▶ Problem
Restate the whole of the data verbatim, omitting nothing.

▶ Records

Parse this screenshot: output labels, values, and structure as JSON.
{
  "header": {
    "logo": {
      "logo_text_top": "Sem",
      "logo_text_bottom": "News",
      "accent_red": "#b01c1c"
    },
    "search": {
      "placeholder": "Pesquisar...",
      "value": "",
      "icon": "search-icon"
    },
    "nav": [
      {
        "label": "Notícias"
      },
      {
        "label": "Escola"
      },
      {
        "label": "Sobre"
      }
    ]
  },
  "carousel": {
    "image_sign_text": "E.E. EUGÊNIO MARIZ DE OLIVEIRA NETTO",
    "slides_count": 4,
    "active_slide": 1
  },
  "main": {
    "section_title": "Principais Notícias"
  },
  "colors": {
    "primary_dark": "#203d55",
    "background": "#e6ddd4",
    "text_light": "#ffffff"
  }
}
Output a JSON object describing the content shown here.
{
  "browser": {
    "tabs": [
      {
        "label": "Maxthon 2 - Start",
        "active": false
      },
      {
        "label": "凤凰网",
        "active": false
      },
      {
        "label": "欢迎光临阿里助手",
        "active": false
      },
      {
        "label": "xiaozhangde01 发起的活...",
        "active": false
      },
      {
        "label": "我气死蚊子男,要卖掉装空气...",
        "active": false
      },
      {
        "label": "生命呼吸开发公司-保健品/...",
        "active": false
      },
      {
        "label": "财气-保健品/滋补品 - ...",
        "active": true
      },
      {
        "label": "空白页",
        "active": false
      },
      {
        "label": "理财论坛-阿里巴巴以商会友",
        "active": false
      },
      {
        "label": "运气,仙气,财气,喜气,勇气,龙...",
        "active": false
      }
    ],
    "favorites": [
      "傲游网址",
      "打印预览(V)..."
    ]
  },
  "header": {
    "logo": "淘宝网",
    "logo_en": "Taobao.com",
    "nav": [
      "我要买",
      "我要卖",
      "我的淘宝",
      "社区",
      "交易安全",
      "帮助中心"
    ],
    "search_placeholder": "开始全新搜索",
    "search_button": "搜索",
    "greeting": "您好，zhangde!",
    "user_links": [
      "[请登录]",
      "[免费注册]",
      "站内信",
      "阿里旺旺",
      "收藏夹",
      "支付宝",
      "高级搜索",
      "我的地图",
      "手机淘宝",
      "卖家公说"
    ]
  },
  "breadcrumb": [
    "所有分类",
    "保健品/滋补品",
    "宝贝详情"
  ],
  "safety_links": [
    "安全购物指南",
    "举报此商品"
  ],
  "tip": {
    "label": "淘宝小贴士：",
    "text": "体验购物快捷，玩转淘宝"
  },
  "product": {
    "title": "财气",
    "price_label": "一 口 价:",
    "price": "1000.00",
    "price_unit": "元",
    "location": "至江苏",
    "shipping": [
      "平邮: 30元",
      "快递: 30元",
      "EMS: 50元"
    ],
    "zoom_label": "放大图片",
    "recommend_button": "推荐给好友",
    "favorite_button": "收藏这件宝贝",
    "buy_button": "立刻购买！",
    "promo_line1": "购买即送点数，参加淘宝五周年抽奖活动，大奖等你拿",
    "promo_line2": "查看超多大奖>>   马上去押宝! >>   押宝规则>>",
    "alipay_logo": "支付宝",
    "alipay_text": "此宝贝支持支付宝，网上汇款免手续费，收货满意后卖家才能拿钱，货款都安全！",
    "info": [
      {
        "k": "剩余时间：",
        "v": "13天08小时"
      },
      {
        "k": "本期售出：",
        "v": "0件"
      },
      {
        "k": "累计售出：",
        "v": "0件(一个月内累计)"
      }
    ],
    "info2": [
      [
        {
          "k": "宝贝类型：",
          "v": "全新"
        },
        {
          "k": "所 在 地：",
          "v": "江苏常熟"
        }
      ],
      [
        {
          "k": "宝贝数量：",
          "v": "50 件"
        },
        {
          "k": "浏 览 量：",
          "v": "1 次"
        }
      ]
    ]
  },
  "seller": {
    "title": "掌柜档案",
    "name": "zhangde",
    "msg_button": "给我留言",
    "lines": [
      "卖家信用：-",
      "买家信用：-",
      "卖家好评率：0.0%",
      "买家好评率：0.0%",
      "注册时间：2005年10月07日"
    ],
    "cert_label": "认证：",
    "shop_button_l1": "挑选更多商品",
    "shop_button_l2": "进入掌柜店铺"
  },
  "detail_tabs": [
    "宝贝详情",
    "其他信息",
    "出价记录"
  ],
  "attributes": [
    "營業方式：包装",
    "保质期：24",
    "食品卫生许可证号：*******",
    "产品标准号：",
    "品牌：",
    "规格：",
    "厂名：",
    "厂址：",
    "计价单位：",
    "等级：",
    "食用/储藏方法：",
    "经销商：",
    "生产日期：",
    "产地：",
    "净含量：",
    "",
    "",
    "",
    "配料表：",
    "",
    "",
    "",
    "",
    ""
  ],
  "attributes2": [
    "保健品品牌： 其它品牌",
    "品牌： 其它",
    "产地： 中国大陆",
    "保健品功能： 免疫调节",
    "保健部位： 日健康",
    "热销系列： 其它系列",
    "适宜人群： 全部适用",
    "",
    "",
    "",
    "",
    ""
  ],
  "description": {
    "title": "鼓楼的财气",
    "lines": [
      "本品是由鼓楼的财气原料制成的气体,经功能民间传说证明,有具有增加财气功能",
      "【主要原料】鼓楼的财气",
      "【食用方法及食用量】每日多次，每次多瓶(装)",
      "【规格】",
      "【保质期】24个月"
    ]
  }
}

▶ Result below
Parse this screenshot: output labels, values, and structure as JSON.
{
  "header": {
    "logo": {
      "logo_text_top": "Sem",
      "logo_text_bottom": "News",
      "accent_red": "#b01c1c"
    },
    "search": {
      "placeholder": "Pesquisar...",
      "value": "",
      "icon": "search-icon"
    },
    "nav": [
      {
        "label": "Notícias"
      },
      {
        "label": "Escola"
      },
      {
        "label": "Sobre"
      }
    ]
  },
  "carousel": {
    "image_sign_text": "E.E. EUGÊNIO MARIZ DE OLIVEIRA NETTO",
    "slides_count": 4,
    "active_slide": 1
  },
  "main": {
    "section_title": "Principais Notícias"
  },
  "colors": {
    "primary_dark": "#203d55",
    "background": "#e6ddd4",
    "text_light": "#ffffff"
  }
}
Output a JSON object describing the content shown here.
{
  "browser": {
    "tabs": [
      {
        "label": "Maxthon 2 - Start",
        "active": false
      },
      {
        "label": "凤凰网",
        "active": false
      },
      {
        "label": "欢迎光临阿里助手",
        "active": false
      },
      {
        "label": "xiaozhangde01 发起的活...",
        "active": false
      },
      {
        "label": "我气死蚊子男,要卖掉装空气...",
        "active": false
      },
      {
        "label": "生命呼吸开发公司-保健品/...",
        "active": false
      },
      {
        "label": "财气-保健品/滋补品 - ...",
        "active": true
      },
      {
        "label": "空白页",
        "active": false
      },
      {
        "label": "理财论坛-阿里巴巴以商会友",
        "active": false
      },
      {
        "label": "运气,仙气,财气,喜气,勇气,龙...",
        "active": false
      }
    ],
    "favorites": [
      "傲游网址",
      "打印预览(V)..."
    ]
  },
  "header": {
    "logo": "淘宝网",
    "logo_en": "Taobao.com",
    "nav": [
      "我要买",
      "我要卖",
      "我的淘宝",
      "社区",
      "交易安全",
      "帮助中心"
    ],
    "search_placeholder": "开始全新搜索",
    "search_button": "搜索",
    "greeting": "您好，zhangde!",
    "user_links": [
      "[请登录]",
      "[免费注册]",
      "站内信",
      "阿里旺旺",
      "收藏夹",
      "支付宝",
      "高级搜索",
      "我的地图",
      "手机淘宝",
      "卖家公说"
    ]
  },
  "breadcrumb": [
    "所有分类",
    "保健品/滋补品",
    "宝贝详情"
  ],
  "safety_links": [
    "安全购物指南",
    "举报此商品"
  ],
  "tip": {
    "label": "淘宝小贴士：",
    "text": "体验购物快捷，玩转淘宝"
  },
  "product": {
    "title": "财气",
    "price_label": "一 口 价:",
    "price": "1000.00",
    "price_unit": "元",
    "location": "至江苏",
    "shipping": [
      "平邮: 30元",
      "快递: 30元",
      "EMS: 50元"
    ],
    "zoom_label": "放大图片",
    "recommend_button": "推荐给好友",
    "favorite_button": "收藏这件宝贝",
    "buy_button": "立刻购买！",
    "promo_line1": "购买即送点数，参加淘宝五周年抽奖活动，大奖等你拿",
    "promo_line2": "查看超多大奖>>   马上去押宝! >>   押宝规则>>",
    "alipay_logo": "支付宝",
    "alipay_text": "此宝贝支持支付宝，网上汇款免手续费，收货满意后卖家才能拿钱，货款都安全！",
    "info": [
      {
        "k": "剩余时间：",
        "v": "13天08小时"
      },
      {
        "k": "本期售出：",
        "v": "0件"
      },
      {
        "k": "累计售出：",
        "v": "0件(一个月内累计)"
      }
    ],
    "info2": [
      [
        {
          "k": "宝贝类型：",
          "v": "全新"
        },
        {
          "k": "所 在 地：",
          "v": "江苏常熟"
        }
      ],
      [
        {
          "k": "宝贝数量：",
          "v": "50 件"
        },
        {
          "k": "浏 览 量：",
          "v": "1 次"
        }
      ]
    ]
  },
  "seller": {
    "title": "掌柜档案",
    "name": "zhangde",
    "msg_button": "给我留言",
    "lines": [
      "卖家信用：-",
      "买家信用：-",
      "卖家好评率：0.0%",
      "买家好评率：0.0%",
      "注册时间：2005年10月07日"
    ],
    "cert_label": "认证：",
    "shop_button_l1": "挑选更多商品",
    "shop_button_l2": "进入掌柜店铺"
  },
  "detail_tabs": [
    "宝贝详情",
    "其他信息",
    "出价记录"
  ],
  "attributes": [
    "營業方式：包装",
    "保质期：24",
    "食品卫生许可证号：*******",
    "产品标准号：",
    "品牌：",
    "规格：",
    "厂名：",
    "厂址：",
    "计价单位：",
    "等级：",
    "食用/储藏方法：",
    "经销商：",
    "生产日期：",
    "产地：",
    "净含量：",
    "",
    "",
    "",
    "配料表：",
    "",
    "",
    "",
    "",
    ""
  ],
  "attributes2": [
    "保健品品牌： 其它品牌",
    "品牌： 其它",
    "产地： 中国大陆",
    "保健品功能： 免疫调节",
    "保健部位： 日健康",
    "热销系列： 其它系列",
    "适宜人群： 全部适用",
    "",
    "",
    "",
    "",
    ""
  ],
  "description": {
    "title": "鼓楼的财气",
    "lines": [
      "本品是由鼓楼的财气原料制成的气体,经功能民间传说证明,有具有增加财气功能",
      "【主要原料】鼓楼的财气",
      "【食用方法及食用量】每日多次，每次多瓶(装)",
      "【规格】",
      "【保质期】24个月"
    ]
  }
}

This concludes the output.